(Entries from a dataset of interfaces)
- Opening Delimiter -

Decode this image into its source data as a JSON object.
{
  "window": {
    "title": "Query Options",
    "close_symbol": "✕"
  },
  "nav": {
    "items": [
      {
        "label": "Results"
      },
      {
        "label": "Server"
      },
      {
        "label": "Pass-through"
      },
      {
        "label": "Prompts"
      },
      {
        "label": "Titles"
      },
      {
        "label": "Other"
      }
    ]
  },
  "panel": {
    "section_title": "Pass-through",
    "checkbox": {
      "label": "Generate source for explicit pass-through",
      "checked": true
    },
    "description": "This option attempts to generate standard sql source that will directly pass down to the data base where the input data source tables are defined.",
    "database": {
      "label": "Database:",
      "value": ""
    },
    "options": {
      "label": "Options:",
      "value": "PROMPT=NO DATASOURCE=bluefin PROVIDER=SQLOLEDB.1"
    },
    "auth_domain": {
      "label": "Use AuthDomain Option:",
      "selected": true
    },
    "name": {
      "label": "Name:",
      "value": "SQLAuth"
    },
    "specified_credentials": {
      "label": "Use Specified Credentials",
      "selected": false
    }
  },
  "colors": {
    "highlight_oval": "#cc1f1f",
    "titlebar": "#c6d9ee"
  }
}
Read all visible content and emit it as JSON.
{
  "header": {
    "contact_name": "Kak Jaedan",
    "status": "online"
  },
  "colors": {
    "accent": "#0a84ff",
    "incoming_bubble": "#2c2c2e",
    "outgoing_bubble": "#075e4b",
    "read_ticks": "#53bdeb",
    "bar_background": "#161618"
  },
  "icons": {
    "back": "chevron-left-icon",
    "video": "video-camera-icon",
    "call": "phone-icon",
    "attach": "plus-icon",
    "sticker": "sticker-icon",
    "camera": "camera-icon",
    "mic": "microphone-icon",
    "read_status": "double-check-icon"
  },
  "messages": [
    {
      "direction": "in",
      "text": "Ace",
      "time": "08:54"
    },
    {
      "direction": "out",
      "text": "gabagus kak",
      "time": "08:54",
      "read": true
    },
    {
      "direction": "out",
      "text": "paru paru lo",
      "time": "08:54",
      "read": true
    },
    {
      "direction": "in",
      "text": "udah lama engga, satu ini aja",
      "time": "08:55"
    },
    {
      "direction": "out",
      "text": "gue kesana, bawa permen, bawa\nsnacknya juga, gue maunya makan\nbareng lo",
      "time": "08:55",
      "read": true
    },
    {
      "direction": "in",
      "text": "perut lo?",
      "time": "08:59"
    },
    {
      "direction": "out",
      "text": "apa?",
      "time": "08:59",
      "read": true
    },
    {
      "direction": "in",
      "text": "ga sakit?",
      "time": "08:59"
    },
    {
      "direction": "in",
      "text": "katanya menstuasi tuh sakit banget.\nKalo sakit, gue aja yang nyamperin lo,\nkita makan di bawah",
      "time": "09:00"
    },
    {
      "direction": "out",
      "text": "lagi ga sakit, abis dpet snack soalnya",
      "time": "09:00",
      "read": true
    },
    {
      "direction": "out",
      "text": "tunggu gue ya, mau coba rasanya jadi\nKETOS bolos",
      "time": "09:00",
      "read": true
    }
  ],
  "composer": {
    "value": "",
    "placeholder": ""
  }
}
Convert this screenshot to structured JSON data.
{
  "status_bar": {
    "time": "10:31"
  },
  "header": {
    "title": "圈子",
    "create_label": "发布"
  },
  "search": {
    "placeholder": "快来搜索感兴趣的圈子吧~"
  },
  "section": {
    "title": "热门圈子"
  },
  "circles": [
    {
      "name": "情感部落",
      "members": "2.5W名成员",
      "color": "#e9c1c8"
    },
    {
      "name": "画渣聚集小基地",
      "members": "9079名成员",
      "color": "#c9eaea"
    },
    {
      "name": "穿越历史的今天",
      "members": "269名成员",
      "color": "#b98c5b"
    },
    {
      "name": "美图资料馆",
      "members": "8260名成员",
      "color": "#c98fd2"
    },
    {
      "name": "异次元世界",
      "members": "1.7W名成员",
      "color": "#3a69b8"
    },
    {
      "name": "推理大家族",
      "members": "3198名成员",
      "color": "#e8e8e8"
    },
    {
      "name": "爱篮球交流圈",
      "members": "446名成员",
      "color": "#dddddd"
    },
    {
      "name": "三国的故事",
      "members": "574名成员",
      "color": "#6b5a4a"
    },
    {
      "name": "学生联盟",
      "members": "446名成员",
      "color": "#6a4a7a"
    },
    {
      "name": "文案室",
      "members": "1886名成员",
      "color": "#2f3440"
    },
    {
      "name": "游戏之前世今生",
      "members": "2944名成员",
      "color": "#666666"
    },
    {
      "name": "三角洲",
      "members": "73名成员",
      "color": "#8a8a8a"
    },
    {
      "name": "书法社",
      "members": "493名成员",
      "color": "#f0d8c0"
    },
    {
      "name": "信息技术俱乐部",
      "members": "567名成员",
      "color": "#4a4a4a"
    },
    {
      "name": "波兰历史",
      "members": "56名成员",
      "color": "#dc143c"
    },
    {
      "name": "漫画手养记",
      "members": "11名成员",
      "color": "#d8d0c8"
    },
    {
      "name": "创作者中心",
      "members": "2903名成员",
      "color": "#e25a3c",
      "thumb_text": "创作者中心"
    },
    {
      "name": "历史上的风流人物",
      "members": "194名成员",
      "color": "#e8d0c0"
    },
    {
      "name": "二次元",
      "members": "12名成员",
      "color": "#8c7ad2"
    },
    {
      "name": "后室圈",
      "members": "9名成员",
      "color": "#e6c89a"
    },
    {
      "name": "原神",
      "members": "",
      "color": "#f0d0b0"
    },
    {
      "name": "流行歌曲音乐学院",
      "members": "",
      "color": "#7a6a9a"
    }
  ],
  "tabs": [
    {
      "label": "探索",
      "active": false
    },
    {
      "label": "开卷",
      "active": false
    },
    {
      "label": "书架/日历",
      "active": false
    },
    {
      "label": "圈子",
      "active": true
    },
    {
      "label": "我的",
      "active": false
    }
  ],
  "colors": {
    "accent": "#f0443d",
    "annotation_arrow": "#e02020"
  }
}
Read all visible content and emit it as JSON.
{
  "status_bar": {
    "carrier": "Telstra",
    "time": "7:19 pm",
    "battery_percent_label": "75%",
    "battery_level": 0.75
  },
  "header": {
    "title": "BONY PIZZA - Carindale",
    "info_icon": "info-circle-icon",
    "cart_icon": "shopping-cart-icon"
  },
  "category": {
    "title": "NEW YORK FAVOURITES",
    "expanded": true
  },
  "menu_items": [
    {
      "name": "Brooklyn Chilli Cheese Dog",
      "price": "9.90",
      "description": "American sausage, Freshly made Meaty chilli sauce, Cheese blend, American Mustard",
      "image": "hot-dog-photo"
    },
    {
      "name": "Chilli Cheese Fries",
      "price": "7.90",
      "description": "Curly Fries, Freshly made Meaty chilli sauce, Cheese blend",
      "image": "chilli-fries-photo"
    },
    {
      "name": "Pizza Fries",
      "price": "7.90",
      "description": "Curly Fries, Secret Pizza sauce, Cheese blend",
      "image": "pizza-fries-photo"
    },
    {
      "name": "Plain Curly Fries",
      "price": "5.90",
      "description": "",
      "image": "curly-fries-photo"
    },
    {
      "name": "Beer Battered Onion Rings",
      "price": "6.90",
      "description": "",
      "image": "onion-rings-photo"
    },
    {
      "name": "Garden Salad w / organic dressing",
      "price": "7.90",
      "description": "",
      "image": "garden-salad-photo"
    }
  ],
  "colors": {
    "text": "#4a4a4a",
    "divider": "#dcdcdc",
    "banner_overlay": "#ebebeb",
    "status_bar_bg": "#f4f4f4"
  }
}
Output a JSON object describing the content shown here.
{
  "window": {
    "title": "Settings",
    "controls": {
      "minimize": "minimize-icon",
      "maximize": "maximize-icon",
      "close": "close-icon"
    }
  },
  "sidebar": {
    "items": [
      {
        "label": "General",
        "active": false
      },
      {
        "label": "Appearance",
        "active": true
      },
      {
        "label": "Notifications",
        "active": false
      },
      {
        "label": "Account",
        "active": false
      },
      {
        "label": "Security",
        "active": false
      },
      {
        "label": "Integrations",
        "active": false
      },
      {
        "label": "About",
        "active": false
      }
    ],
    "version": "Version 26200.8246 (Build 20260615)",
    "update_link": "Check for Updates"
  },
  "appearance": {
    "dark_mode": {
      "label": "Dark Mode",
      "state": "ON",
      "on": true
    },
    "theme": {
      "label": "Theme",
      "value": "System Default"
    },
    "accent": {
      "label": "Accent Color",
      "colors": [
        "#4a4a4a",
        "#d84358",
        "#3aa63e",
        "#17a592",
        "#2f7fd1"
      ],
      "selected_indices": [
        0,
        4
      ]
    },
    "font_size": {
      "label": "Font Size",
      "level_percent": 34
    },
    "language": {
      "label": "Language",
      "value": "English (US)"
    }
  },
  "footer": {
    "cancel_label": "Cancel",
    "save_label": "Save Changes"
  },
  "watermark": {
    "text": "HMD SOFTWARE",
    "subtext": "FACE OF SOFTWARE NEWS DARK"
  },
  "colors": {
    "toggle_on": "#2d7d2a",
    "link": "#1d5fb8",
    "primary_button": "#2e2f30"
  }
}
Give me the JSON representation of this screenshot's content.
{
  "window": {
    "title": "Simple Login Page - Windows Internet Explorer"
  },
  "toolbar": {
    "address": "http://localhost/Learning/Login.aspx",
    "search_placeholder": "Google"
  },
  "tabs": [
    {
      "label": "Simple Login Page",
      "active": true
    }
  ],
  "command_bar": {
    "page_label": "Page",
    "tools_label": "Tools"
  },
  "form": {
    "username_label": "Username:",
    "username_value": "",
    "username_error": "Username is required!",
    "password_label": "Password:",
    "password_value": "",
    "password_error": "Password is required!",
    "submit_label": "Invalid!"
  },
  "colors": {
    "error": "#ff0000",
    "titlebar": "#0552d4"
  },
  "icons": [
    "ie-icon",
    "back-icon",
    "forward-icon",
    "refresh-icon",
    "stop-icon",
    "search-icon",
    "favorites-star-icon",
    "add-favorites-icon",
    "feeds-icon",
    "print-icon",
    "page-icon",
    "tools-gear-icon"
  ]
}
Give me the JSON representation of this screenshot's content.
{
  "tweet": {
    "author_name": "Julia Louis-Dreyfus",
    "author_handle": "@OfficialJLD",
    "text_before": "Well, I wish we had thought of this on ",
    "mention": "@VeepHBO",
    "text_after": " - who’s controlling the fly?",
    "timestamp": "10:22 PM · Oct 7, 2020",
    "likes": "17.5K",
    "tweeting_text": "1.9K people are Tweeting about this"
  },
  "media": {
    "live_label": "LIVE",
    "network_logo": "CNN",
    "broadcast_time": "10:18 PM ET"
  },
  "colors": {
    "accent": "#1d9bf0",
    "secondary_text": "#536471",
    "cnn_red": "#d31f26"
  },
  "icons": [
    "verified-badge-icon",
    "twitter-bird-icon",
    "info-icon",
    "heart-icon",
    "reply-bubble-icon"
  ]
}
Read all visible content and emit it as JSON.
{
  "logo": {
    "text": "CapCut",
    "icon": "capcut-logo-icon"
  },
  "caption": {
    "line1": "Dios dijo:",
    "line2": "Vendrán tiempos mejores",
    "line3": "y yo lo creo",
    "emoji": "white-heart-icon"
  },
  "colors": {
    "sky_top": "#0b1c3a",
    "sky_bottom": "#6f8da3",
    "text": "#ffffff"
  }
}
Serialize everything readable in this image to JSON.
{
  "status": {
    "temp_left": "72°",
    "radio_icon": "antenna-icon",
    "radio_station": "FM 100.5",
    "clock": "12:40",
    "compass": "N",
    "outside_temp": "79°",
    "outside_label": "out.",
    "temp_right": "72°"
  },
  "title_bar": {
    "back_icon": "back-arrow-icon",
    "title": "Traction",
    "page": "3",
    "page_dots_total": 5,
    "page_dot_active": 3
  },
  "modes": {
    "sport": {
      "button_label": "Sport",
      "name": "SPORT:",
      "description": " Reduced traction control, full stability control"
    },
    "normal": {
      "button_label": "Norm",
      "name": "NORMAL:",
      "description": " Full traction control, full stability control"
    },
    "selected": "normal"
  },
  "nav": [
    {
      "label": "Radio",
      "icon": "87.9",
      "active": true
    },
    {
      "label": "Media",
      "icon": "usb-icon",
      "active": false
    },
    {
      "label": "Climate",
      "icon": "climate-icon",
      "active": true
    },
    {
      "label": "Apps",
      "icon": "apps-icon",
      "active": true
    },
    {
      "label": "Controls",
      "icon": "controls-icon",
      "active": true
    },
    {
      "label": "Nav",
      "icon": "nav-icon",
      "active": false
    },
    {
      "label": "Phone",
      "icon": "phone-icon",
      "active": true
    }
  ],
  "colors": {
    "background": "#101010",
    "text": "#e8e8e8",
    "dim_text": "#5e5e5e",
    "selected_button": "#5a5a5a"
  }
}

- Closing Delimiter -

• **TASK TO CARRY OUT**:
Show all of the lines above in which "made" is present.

• **SOLUTION BELOW**:
      "description": "American sausage, Freshly made Meaty chilli sauce, Cheese blend, American Mustard",
      "description": "Curly Fries, Freshly made Meaty chilli sauce, Cheese blend",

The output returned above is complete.